With the tragedy that took place in Newtown, CT, many have taken sides on gun control for prevention of future school shootings. No matter what your opinion is on gun control, we should all be for radon control. Radon does not have any useful purpose to anyone. Radon gas claims so many lives each year, yet sadly this can all be prevented with radon mitigation in schools.

Why Radon Mitigation in Schools in Ann Arbor is Needed

In order to get a better grasp of how radon gas enters schools, we first must take a look at how it forms in Ann Arbor. Radon gas forms in the soil through the natural breakdown process of uranium. Essentially the levels of radon gas will be mostly dependant on the concentration of uranium beneath and around buildings. Radon may also enter through the water supply or even be found in the materials used to build schools. Radon mitigation in schools may reduce levels of radon gas by as much as 99% by siphoning out the dangerous radon, and replenishing the school with clean air. Radon is both odorless and colorless, meaning that the only way to know for certain whether or not mitigation is necessary, a test must be conducted to determine the radon levels.
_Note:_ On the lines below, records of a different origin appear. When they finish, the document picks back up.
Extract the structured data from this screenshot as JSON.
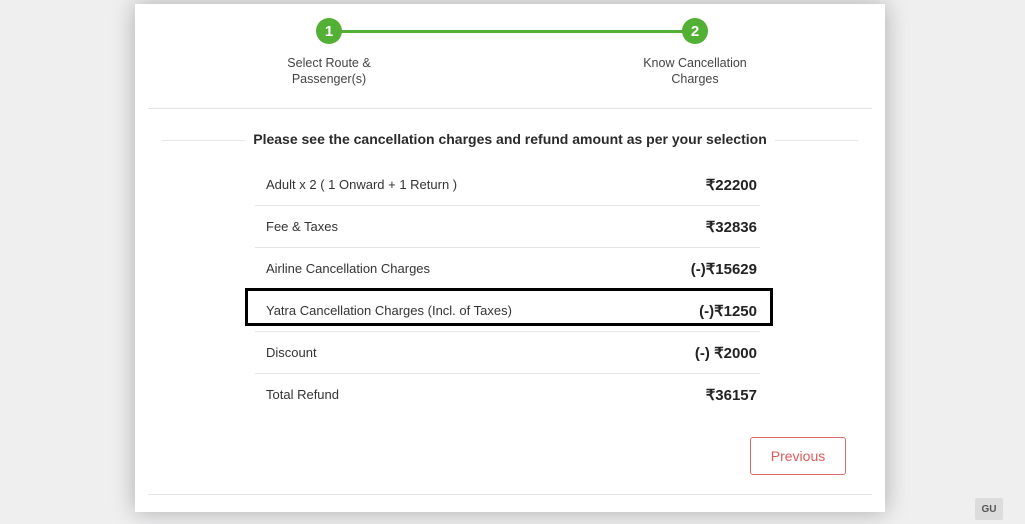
{
  "stepper": {
    "steps": [
      {
        "number": "1",
        "label_line1": "Select Route &",
        "label_line2": "Passenger(s)"
      },
      {
        "number": "2",
        "label_line1": "Know Cancellation",
        "label_line2": "Charges"
      }
    ],
    "active_color": "#52b135"
  },
  "heading": "Please see the cancellation charges and refund amount as per your selection",
  "charges": [
    {
      "name": "Adult x 2 ( 1 Onward + 1 Return )",
      "amount": "₹22200"
    },
    {
      "name": "Fee & Taxes",
      "amount": "₹32836"
    },
    {
      "name": "Airline Cancellation Charges",
      "amount": "(-)₹15629"
    },
    {
      "name": "Yatra Cancellation Charges (Incl. of Taxes)",
      "amount": "(-)₹1250"
    },
    {
      "name": "Discount",
      "amount": "(-) ₹2000"
    },
    {
      "name": "Total Refund",
      "amount": "₹36157"
    }
  ],
  "buttons": {
    "previous": "Previous"
  },
  "watermark": "GU",
  "colors": {
    "accent_green": "#52b135",
    "button_red": "#e05a5a"
  }
}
Ann Arbor residents should all support a bill that is being proposed by a congressman from Iowa. If passed, this bill will provide grant funding for all schools across the nation to have radon testing. If a school tests for high levels of radon, radon mitigation in schools will be implemented. Additional funding will be provided through grants to ensure that only schools in need of radon mitigation will receive it. Radon mitigation in schools will help us ensure that all students are receiving an equal education in a safe environment in Ann Arbor, MI. Show your support by writing a member of congress to let them know the need of radon mitigation in schools.

Comments are closed.